Copy each line in the data that includes the word "this".

- _Task input_:
○ ○ ○ ○ ○
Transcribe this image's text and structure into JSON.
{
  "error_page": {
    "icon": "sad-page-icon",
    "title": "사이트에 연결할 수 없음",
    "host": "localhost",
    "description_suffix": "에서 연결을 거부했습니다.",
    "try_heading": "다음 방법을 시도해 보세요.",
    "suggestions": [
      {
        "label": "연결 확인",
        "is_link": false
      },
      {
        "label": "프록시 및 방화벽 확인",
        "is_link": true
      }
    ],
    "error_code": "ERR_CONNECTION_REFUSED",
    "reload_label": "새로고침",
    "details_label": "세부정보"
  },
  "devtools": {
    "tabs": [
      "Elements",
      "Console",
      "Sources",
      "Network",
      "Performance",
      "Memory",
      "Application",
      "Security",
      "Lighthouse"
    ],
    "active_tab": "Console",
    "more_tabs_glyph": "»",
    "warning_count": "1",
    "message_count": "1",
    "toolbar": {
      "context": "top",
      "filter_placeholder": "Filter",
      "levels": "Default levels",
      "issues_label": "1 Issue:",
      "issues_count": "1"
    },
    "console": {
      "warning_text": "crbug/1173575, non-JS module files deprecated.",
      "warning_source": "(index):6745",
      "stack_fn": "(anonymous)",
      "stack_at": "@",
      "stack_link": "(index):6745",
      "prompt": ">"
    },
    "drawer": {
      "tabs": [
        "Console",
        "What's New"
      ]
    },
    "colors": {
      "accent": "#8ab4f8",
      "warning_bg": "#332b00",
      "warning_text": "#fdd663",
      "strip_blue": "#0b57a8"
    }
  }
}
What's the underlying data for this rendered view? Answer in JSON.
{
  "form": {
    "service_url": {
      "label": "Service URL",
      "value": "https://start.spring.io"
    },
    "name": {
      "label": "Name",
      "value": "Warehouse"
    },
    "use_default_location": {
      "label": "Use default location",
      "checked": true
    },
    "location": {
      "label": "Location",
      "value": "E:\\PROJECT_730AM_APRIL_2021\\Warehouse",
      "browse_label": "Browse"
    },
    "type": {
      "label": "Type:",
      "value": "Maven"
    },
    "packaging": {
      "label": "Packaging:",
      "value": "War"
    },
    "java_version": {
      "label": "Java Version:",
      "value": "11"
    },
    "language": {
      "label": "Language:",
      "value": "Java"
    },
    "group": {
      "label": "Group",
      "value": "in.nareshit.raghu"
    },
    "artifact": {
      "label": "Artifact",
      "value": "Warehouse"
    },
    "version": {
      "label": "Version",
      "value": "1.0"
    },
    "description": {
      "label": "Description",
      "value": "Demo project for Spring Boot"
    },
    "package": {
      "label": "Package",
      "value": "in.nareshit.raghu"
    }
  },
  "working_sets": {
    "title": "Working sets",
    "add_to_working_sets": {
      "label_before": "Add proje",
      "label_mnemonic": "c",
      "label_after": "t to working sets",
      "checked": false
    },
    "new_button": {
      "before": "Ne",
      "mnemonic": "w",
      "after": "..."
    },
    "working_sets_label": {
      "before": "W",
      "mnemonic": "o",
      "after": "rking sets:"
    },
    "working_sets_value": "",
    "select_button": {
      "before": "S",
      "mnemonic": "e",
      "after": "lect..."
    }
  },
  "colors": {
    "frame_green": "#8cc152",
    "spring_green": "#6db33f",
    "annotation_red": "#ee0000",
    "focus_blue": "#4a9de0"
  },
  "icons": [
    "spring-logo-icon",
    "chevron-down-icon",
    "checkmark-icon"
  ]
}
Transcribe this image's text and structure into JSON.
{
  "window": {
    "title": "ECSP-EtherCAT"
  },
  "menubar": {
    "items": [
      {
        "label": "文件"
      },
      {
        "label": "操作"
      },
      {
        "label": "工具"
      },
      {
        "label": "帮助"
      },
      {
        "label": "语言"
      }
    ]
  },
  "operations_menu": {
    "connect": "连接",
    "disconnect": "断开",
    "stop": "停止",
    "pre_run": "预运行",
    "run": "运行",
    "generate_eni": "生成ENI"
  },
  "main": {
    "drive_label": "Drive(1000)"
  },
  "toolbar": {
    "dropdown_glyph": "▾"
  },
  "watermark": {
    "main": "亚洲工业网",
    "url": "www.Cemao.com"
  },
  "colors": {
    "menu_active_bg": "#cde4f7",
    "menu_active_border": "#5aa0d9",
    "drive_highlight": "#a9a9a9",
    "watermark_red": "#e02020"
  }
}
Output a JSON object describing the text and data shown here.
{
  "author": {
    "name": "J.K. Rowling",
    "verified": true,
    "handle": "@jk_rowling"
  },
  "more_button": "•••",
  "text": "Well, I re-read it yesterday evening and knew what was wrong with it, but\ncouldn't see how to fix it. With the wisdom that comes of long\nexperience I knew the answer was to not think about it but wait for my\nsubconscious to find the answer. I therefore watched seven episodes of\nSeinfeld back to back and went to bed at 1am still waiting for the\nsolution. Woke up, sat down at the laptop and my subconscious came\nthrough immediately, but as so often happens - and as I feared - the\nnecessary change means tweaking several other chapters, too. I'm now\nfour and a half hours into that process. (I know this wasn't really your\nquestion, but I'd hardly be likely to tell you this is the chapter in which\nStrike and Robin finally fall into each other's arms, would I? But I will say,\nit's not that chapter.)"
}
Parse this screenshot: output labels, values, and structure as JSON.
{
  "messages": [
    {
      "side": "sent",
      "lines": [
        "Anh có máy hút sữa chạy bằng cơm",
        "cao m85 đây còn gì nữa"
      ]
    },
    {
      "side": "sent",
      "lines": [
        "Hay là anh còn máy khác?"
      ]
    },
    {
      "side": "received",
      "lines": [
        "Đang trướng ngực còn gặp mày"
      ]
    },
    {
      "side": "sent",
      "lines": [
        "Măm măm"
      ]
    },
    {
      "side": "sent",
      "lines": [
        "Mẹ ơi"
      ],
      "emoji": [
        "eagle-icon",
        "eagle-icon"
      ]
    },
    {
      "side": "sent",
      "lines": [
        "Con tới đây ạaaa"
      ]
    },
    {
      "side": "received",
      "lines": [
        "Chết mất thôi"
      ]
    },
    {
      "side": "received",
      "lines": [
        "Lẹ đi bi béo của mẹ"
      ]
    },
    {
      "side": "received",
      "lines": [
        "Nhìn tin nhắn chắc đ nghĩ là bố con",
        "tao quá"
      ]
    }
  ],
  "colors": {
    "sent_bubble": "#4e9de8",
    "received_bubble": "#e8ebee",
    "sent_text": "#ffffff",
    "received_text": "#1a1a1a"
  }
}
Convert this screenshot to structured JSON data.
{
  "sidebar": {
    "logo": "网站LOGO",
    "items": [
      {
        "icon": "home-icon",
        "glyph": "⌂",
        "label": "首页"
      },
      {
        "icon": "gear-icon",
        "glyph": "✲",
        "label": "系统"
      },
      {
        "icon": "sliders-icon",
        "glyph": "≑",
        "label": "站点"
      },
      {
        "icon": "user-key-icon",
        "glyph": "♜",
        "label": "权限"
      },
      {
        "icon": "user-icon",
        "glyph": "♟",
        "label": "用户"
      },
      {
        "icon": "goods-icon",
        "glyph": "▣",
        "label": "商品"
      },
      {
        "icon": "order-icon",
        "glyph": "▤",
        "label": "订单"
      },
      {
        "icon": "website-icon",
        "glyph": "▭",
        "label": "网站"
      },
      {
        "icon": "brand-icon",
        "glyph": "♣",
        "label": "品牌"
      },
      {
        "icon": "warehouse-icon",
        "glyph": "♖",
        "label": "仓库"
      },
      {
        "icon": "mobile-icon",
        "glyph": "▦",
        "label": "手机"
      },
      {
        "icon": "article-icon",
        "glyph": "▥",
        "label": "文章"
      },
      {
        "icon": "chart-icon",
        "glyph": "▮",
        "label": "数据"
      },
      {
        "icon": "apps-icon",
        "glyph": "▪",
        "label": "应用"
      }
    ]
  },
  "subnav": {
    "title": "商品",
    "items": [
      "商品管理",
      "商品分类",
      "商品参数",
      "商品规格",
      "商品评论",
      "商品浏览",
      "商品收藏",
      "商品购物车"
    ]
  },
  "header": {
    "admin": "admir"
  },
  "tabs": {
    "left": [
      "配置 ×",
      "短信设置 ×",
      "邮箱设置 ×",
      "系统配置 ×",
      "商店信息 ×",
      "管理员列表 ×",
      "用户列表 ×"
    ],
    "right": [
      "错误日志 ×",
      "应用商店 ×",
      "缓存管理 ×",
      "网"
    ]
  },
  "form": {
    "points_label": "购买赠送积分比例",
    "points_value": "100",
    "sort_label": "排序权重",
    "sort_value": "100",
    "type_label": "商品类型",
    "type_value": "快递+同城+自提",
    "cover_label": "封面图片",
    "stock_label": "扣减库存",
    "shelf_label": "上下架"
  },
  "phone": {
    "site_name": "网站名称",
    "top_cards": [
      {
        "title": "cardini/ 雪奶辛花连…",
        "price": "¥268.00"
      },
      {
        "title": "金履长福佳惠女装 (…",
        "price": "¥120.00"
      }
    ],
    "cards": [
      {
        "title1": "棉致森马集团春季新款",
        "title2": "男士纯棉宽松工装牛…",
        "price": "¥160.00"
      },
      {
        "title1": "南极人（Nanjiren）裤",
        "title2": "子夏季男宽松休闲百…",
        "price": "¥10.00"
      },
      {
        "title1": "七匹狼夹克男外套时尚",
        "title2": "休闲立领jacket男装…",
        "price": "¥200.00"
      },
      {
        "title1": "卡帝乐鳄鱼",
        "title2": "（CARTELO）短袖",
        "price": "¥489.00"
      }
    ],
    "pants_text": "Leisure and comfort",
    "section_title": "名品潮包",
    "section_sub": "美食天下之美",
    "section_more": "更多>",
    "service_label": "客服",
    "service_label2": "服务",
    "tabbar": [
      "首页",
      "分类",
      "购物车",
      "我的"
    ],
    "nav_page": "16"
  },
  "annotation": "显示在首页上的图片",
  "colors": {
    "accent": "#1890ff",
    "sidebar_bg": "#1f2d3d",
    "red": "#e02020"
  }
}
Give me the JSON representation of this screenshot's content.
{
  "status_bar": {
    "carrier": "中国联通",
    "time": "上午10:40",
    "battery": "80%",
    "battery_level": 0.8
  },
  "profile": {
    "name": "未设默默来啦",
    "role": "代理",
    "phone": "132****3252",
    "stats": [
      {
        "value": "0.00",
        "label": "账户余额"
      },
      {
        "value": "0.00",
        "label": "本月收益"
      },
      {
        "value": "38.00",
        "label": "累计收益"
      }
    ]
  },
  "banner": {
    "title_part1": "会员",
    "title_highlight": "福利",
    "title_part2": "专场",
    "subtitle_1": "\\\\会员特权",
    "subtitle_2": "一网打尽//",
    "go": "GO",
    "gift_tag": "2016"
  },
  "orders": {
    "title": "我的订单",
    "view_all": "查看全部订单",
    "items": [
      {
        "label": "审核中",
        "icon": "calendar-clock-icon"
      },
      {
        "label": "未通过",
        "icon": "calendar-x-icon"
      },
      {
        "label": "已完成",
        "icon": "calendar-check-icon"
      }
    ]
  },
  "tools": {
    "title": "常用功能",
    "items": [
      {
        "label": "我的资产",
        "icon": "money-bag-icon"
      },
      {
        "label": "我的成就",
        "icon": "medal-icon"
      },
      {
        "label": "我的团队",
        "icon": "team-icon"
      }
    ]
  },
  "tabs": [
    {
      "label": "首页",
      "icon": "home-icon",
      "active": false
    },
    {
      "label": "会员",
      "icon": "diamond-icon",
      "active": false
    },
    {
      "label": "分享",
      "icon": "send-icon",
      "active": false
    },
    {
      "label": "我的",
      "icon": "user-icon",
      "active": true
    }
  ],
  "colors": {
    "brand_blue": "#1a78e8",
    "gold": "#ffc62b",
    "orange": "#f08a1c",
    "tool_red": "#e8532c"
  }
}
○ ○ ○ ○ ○
- _Your response_:
Transcribe this image's text and structure into JSON.
What's the underlying data for this rendered view? Answer in JSON.
Transcribe this image's text and structure into JSON.
  "text": "Well, I re-read it yesterday evening and knew what was wrong with it, but\ncouldn't see how to fix it. With the wisdom that comes of long\nexperience I knew the answer was to not think about it but wait for my\nsubconscious to find the answer. I therefore watched seven episodes of\nSeinfeld back to back and went to bed at 1am still waiting for the\nsolution. Woke up, sat down at the laptop and my subconscious came\nthrough immediately, but as so often happens - and as I feared - the\nnecessary change means tweaking several other chapters, too. I'm now\nfour and a half hours into that process. (I know this wasn't really your\nquestion, but I'd hardly be likely to tell you this is the chapter in which\nStrike and Robin finally fall into each other's arms, would I? But I will say,\nit's not that chapter.)"
Parse this screenshot: output labels, values, and structure as JSON.
Convert this screenshot to structured JSON data.
Give me the JSON representation of this screenshot's content.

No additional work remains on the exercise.